Leicester space scientist proves she has what it takes to become an astronaut

Posted by er134 at Oct 01, 2017 09:05 PM |
Dr Suzie Imber crowned winner of BBC Two’s ‘Astronauts: Do You Have What It Takes?’
  • 13664289-high-astronauts-do-you-have-what-it-takes.jpg
  • 13664601-high-astronauts-do-you-have-what-it-takes.jpg
  • 13664614-high-astronauts-do-you-have-what-it-takes.jpg
  • 13664627-high-astronauts-do-you-have-what-it-takes.jpg
  • 13664641-high-astronauts-do-you-have-what-it-takes.jpg
  • 13664655-high-astronauts-do-you-have-what-it-takes.jpg
  • astronauts candidates --BBC Jenny Joyce.jpg
  • Dr Iya Whiteley, Chris Hadfield, Dr Kevin Fong at the Kennedy Space Centre, Florida BBC James Cheadle.jpg
  • Suzie Imber --BBC James Cheadle.jpg

Dr Suzie Imber, from the University’s Department of Physics and Astronomy, is a step closer to becoming an astronaut after being crowned the winner of the six-part BBC show ‘Astronauts: Have You Got What It Takes?’

Suzie fought off tough competition from 11 other exceptional candidates, chosen from thousands who applied, including scientists, engineers and pilots, to receive the ultimate reference – Chris Hadfield’s backing for her application when the space agency ESA next take on astronaut recruits.

As part of the programme, the candidates were put through a series of gruelling tests to find out who had the special qualities needed to be an astronaut using standards set by the world’s space agencies. They were assessed by astronaut and former Commander of the International Space Station, Chris Hadfield, along with former NASA medical researcher Dr Kevin Fong, and psychologist Dr Iya Whiteley.

During the series, the candidates had remarkable access to astronaut training facilities around the world including the state-of-the-art German Space Centre, a secret facility in Sweden and NASA’s Kennedy Space Centre in Florida.

You can watch Suzie discussing the show and her favourite tasks below:

The 33-year-old associate professor of Planetary Science and PhD graduate of the University said: “When they announced I was the winner, I think you could tell from my expression that I was in total shock. I was standing next to two exceptional candidates who had become my friends in the process, and fully expected one of them to have won instead of me.

“I think that performing at a national level in multiple sports, combined with a PhD and a decade of research experience, allowed me to perform consistently well throughout the programme.  This type of selection process requires physical and emotional resilience, as well as testing both intellectual capacity and natural ability over a broad range of skill sets.

“I really enjoyed being part of the process, it was an incredible experience for me and I will definitely be applying for the next ESA astronaut selection round, but for now I’m really looking forward to getting back to training, and doing some research.

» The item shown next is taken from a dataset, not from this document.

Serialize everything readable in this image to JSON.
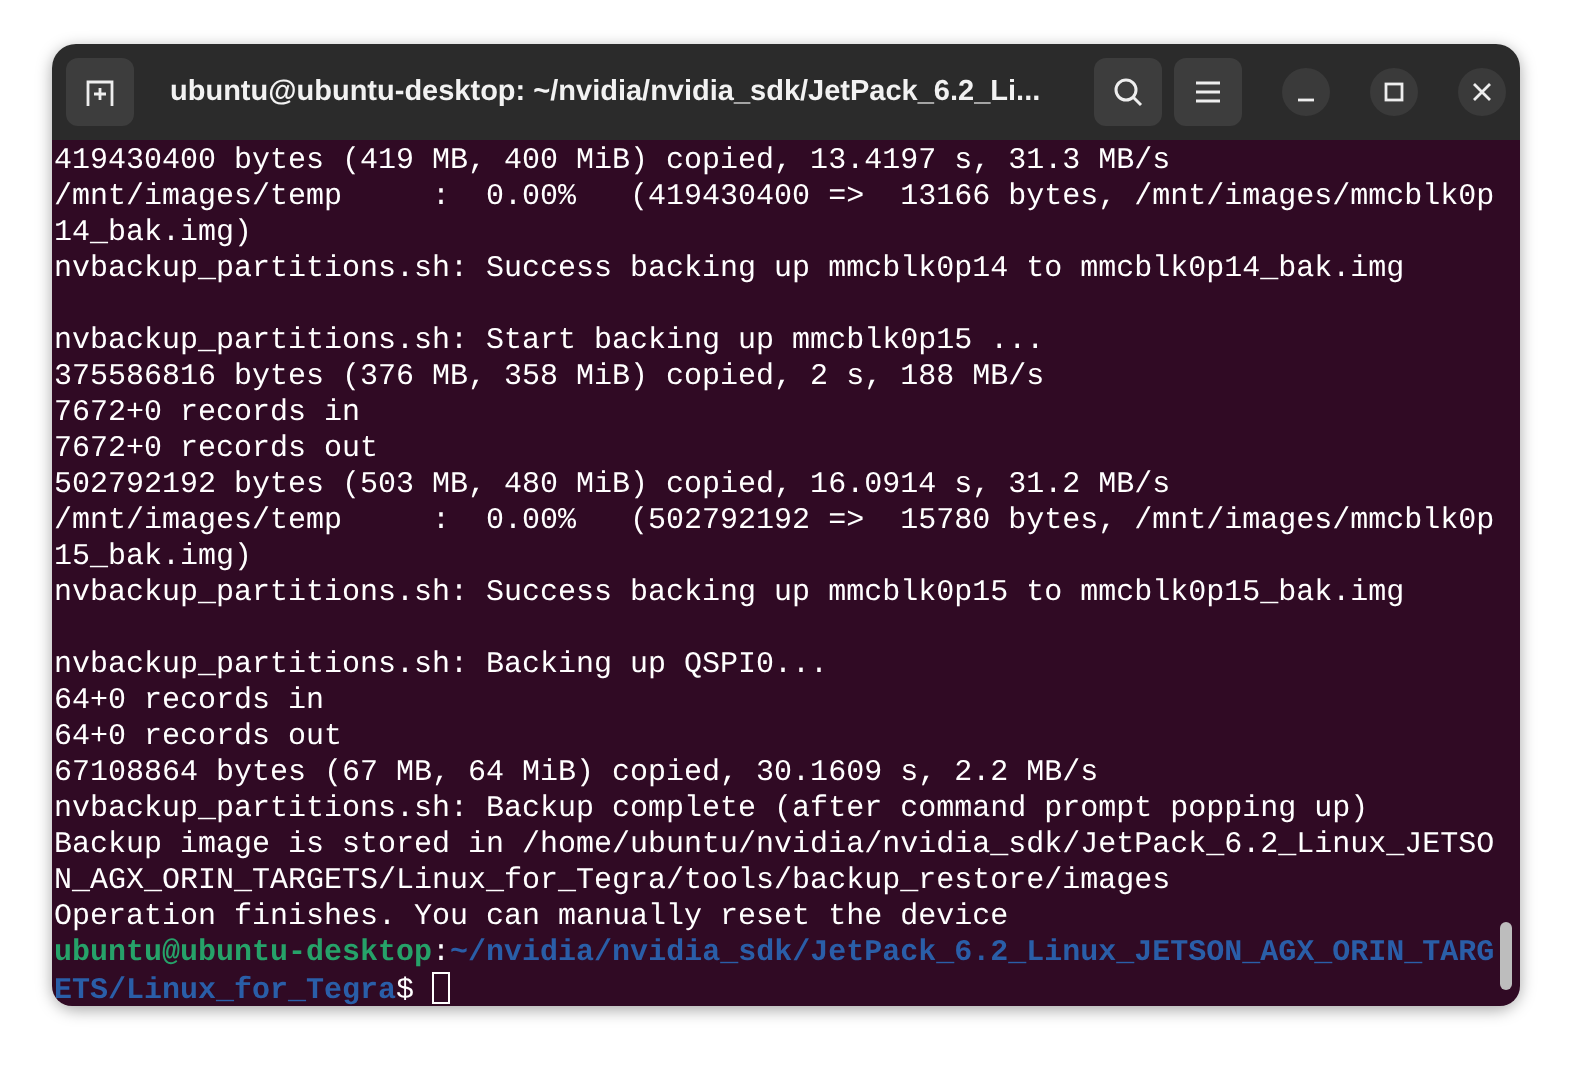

I’m also looking forward to taking part in more public outreach events because I’ve realised how important it is for us to inspire the next generation of people who want to go and become scientists and part of that is sharing our experiences and encouraging people to go and study science.”

Suzie has held posts at NASA Goddard Space Flight Centre and the University of Michigan, and is currently involved in instrument design and operation for ESA’s next mission to Mercury. Suzie was an international lacrosse player in earlier years, and is also an elite rower and a highly-experienced mountaineer.

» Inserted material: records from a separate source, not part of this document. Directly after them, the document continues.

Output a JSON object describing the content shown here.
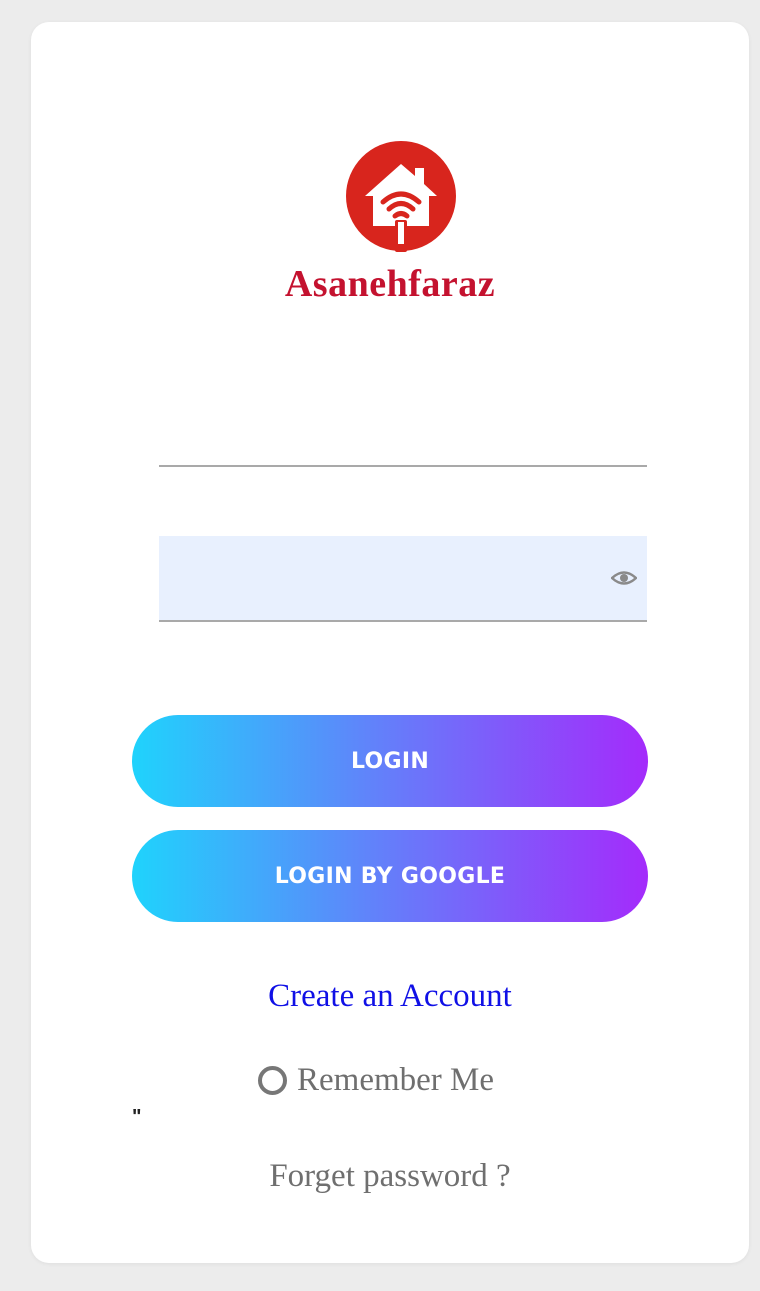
{
  "brand": {
    "name": "Asanehfaraz",
    "logo_icon": "house-wifi-icon",
    "color": "#c4122f",
    "logo_color": "#d8251d"
  },
  "form": {
    "username": {
      "value": "",
      "placeholder": ""
    },
    "password": {
      "value": "",
      "placeholder": "",
      "toggle_icon": "eye-icon"
    },
    "login_label": "LOGIN",
    "google_label": "LOGIN BY GOOGLE",
    "create_account_label": "Create an Account",
    "remember_label": "Remember Me",
    "stray_text": "\"",
    "forget_label": "Forget password ?"
  },
  "colors": {
    "gradient_start": "#1fd3fc",
    "gradient_end": "#a42bfb",
    "link": "#1010e6",
    "autofill_bg": "#e8f0fe"
  }
}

She has written computer code to identify and map unclimbed peaks in the Andes and Himalayas before setting off to climb them herself, completing several first ascents. Suzie has been interested in space from a young age, and has spent her academic career looking at our solar system – her current research looks at terrestrial space weather and Mercury’s magnetosphere.

President & Vice-Chancellor of the University of Leicester, Professor Paul Boyle, said: “Suzie winning this arduous and challenging series is a source of tremendous pride for the whole University. For an intrepid explorer who is used to scaling mountains, she has surpassed herself by achieving new heights of success.  She has done herself, her family and loved ones and the University very proud indeed.  We hope she continues to go from strength to strength in her application to become an astronaut.

“Our research scientists here at Leicester have a long and distinguished record of discovery in space science and every single year since 1967 has seen a Leicester-built instrument operating in space. Our history of space science spans over half a century and can already be seen extending far into the future with our ambitious initiative, Space Park Leicester – a University science park focused on the space industry. It is talented individuals like Suzie that help to enhance the University’s mission and reputation and provide inspiration to others. We are truly excited for her.”

Share this page: